- 85 N. Malin Rd
- Delaware County Intermediate Unit
My overall treatment approach varies child to child; however, there are basic therapeutic principles I adhere to when treating children with CAS. They are based on motor learning principles, evidence-based practice research, ASHA's Technical Report on CAS, and clinical experience; the following are the key therapeutic components:
- Use of verbal, tactile, gestural and visual cues to focus on placement and manner of sound productions, beginning with syllables and with a focus on oral-motor movement.
- Highlighting and prolonging targeted sounds when modeling with fading as soon as possible
-shorter, frequent practice sessions
-Focus on phoneme sequencing, not just sound production, moving to multisyllabic words and the phase level as soon as possible
-Use meaningful target words
-Use of choral practice (simultaneous production)
- tapping/clapping out syllables
-prompting hierarchy of practice: (first child listens, then produces simultaneously with therapist, then produces after the therapist’s production, given a delay, etcetera)
-Repeated mass practice (practicing fewer targets numerous times) to build muscle memory when teaching new movement patterns
-use distributive practice when habituating skills (practicing numerous targets fewer times, across various learning environments)
-Facilitate word approximation when necessary then gradually shape to adult model
-Provide optimal reinforcement, fading as child improves
AAC low tech and/or high tech options considered
Materials may include flip books, personal photographs, toys, games, music, packaged CAS practice cards/books, iPad applications, amplification tools, tape recorders, books, and anything I can get my hands on which motivates and encourages the child to communicate and expand utterances!

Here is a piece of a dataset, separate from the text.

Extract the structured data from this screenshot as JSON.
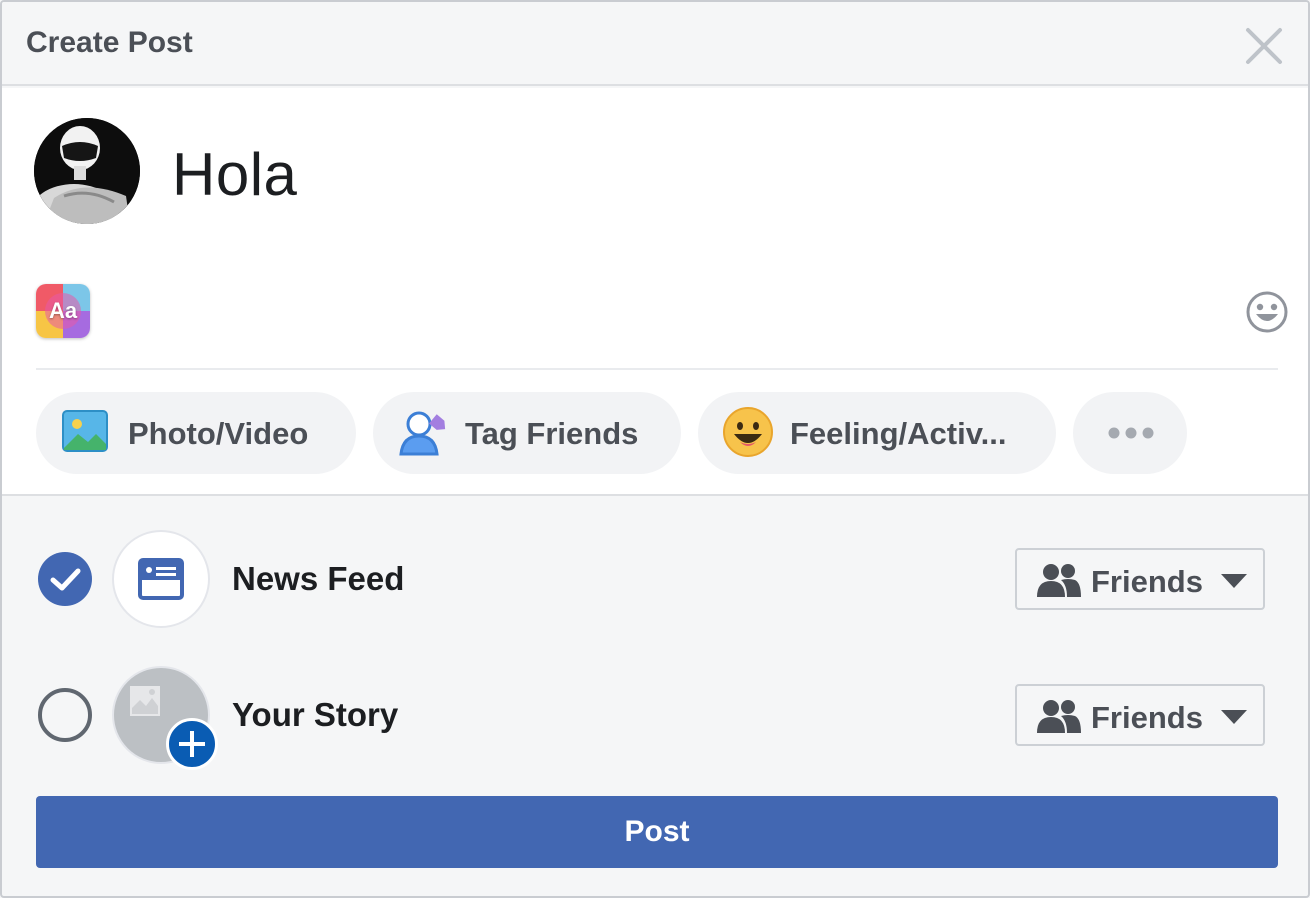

As the Speech & Language Program Supervisor for the Delaware County Intermediate Unit, I ensure, through high-quality supervisory practices and independent study, that our SLPs' clinical skills in the assessment and treatment of Childhood Apraxia of Speech are of high-quality, current, and evidence-based. I frequently bring in top-experts in the field for staff training purposes (i.e., David Hammer, Sue Caspari).
It is important that parents feel part of the team; involve them in therapy and their child's learning. Parents can be involved in the therapy process in multiple ways. They are instrumental in assisting the SLP in the selection of functional/meaningful syllable word targets and motivating activities and materials particular for their child. Parents are counseled on ways to engineer environments that encourage their child's communication in a "safe", supportive way (related to eye- contact, responding, modeling, turn-taking, messaging, and increasing/maximizing communication opportunities).
Parents are encouraged to observe or video-view sessions in order to become familiar and comfortable with strategies and therapy targets. They encouraged to ask the treating SLP questions, follow through with any home practice provided, and to be an active participant in their child's sessions when reasonable, feasible, and meaningful.